Are you talking about the little specs and splotches I'm seeing in the blue sky??
Originally Posted by rinkrat
If that's what you're talking about, that HAS to be dirt on your sensor, man. Don't return the lens just yet.
Does the 30D have the self-cleaning sensor unit? Might be on the 40D and not the 30D....
[ame=http://www.youtube.com/watch?v=_P8_LNmpFSc]YouTube - Canon EOS Integrated Cleaning System[/ame]
If not, try following the procedure that appears on pages 41 and 42 of the EOS 30D manual. Of course, that's if you haven't already tried that. I'd suggest you hold the camera with the opening pointed downward while you blow air into the camera to dislodge the dust from the low-pass filter.
The following is some dur-hey type stuff you probably already know. Here, for the benefit of those who don't...

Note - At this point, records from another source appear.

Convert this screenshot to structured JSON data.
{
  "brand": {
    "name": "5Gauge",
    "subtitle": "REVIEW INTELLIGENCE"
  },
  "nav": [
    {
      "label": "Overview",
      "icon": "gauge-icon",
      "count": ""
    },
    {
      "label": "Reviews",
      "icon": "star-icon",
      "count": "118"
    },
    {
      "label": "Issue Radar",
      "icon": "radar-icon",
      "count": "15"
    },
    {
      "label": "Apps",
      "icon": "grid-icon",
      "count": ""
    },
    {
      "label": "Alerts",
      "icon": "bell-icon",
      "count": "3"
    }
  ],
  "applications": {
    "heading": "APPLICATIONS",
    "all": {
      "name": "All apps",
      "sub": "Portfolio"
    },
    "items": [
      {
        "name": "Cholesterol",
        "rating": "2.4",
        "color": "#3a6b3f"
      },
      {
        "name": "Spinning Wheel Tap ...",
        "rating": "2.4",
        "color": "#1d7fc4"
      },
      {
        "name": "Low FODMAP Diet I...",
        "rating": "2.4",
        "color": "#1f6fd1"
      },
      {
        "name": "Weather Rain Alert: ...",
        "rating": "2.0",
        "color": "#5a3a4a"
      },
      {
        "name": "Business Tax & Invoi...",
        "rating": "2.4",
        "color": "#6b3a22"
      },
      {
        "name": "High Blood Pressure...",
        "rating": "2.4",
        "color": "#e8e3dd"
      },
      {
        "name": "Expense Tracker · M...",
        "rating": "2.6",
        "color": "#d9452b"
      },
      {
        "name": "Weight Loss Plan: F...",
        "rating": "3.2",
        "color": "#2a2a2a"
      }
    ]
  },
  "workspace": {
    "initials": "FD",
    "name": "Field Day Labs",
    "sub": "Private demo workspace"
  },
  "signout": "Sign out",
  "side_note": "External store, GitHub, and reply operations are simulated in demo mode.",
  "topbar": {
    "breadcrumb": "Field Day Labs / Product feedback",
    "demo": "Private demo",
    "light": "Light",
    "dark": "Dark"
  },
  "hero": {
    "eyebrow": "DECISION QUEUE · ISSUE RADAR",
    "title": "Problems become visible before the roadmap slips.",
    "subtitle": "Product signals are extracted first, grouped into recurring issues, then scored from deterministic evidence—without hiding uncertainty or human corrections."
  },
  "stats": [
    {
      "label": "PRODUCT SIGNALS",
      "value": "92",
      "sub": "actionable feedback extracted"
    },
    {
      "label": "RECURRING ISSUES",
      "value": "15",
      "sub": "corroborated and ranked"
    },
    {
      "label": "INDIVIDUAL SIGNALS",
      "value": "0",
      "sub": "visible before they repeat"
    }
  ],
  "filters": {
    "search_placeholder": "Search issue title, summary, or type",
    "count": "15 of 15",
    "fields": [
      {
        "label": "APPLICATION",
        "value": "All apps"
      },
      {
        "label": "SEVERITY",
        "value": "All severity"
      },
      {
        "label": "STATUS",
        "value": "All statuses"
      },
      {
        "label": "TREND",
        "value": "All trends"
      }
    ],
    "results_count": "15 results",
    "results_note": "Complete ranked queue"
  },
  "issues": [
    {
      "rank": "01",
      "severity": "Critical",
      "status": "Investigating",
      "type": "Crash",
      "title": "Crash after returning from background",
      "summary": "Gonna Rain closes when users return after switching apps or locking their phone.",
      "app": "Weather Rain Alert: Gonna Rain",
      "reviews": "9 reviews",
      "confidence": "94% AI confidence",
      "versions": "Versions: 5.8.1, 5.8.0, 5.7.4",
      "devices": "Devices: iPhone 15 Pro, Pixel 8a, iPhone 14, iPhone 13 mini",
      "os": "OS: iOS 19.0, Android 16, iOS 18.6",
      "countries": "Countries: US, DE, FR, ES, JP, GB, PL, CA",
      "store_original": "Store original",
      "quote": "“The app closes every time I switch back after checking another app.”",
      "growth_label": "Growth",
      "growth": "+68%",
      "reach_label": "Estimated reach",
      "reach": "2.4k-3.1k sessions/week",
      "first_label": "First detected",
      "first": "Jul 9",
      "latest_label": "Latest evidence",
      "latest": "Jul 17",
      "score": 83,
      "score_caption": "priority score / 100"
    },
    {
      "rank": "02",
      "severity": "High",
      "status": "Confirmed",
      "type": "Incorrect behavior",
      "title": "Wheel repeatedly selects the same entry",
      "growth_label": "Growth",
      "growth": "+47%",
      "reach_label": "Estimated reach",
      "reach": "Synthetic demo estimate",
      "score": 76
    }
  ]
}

DO NOT USE CANNED AIR!! If you let a little liquid out of the canned air cylinder into the innards of the camera, you're going to have a bad time.
DO NOT BLOW INTO THE CAMERA WITH YOUR MOUTH!! The water-vapor in your breath will do bad things to the innards of the camera.
Use only a bulb-blower.
After that, test it out by putting a lens back on it and pointing it at a flat-white wall and taking a picture with the wide lens. You might have to repeat the above steps a couple times to get all the dust particles off the low-pass filter.
Worst case is you take it to an authorized Canon repair facility and have it professionally cleaned. Maybe $30 or so.
After you finally get things cleaned out, make sure you turn your camera off before switching lenses (this ensures there's no static charge on the sensor to attract dust), keep the opening of the camera pointed downward as you change lenses, make sure the lens you're about to put on is dust-free, and don't change lenses in dusty environments.
Yeah I did the bulb thing and 80% of it disappeared. I'll have to be more careful since this place is a dust pit.
THANKS for saving me the embarassment of sending back the lens. I took pics with the other lens to test and the marks were on there too so it was the sensor for sure.
Glad that was what the problem was. A bum lens would have sucked, what with most places charging 10% to restock.
I've noticed that the big sensor on my D3 is a HUGE dust magnet. I've had to really ratched up the level of care I take when I change lenses. In fact, the majority of the images I took at the Getty last week had spots all over the freakin' place.
BTW...if you haven't tried Lightroom's dust-spot removal tool, it works really really well. That will save the images that you take before you know you've got sensor dust! I used that tool extensively on my Getty pictures last week.
Now shoot this exact same scene at around 8:30 tonight.
Originally Posted by rinkrat
Some of that dust will be "welded" on, which is the term people use for dust that is impossible to remove with the blower, most of it has a static charge and therefor makes it hard to get off. As Glenn said, the easiest and the safest is to have Canon clean it for you (you can drop it off in Irvine). You can also clean it yourself, if you are that kind of person, I would recommend Eclipse fluid, and a box of their sensor swabs (you are going to want type 2, for 1.6 crop cameras).
This site has the different methods, and this site is where you can get the stuff.
I think Glenn is right that having Canon do it is the safest, but having them clean your sensor every time it needs it can also be a bit of a pain.
And what is nice about it is that you can "copy" the spot removal from one image to a whole set (by using the Sync button), so if you have a mondo dust spec in the same spot in 300 images, you only have to fix one, and sync the rest (the 5D is a dust magnet as well, so I have a lot of experience with this :) )
Originally Posted by FlyBoeingJets
Please note that if you have a newer camera (40D, 400D, 450D, Nikon D3, D300, D40...full list here) that HAVE to use E2 fluid and not the Eclipse fluid. Very very bad things can happen.
Originally Posted by ValleyFan
I ordered a rocket blower so I'll try that and then the swabs if that doesn't do the job. Thanks for all the info guys.
OK I went back at 8:30 and it was cool but too dark to do a bracket hand held so I'll have to bring a tripod to do an HDR. Here's a non-HDR straight out of the camera. THANKS for the tip Mr. Monkey, the lighting is bitchen. I'll have to schedule my dog walks at 8:30 for awhile!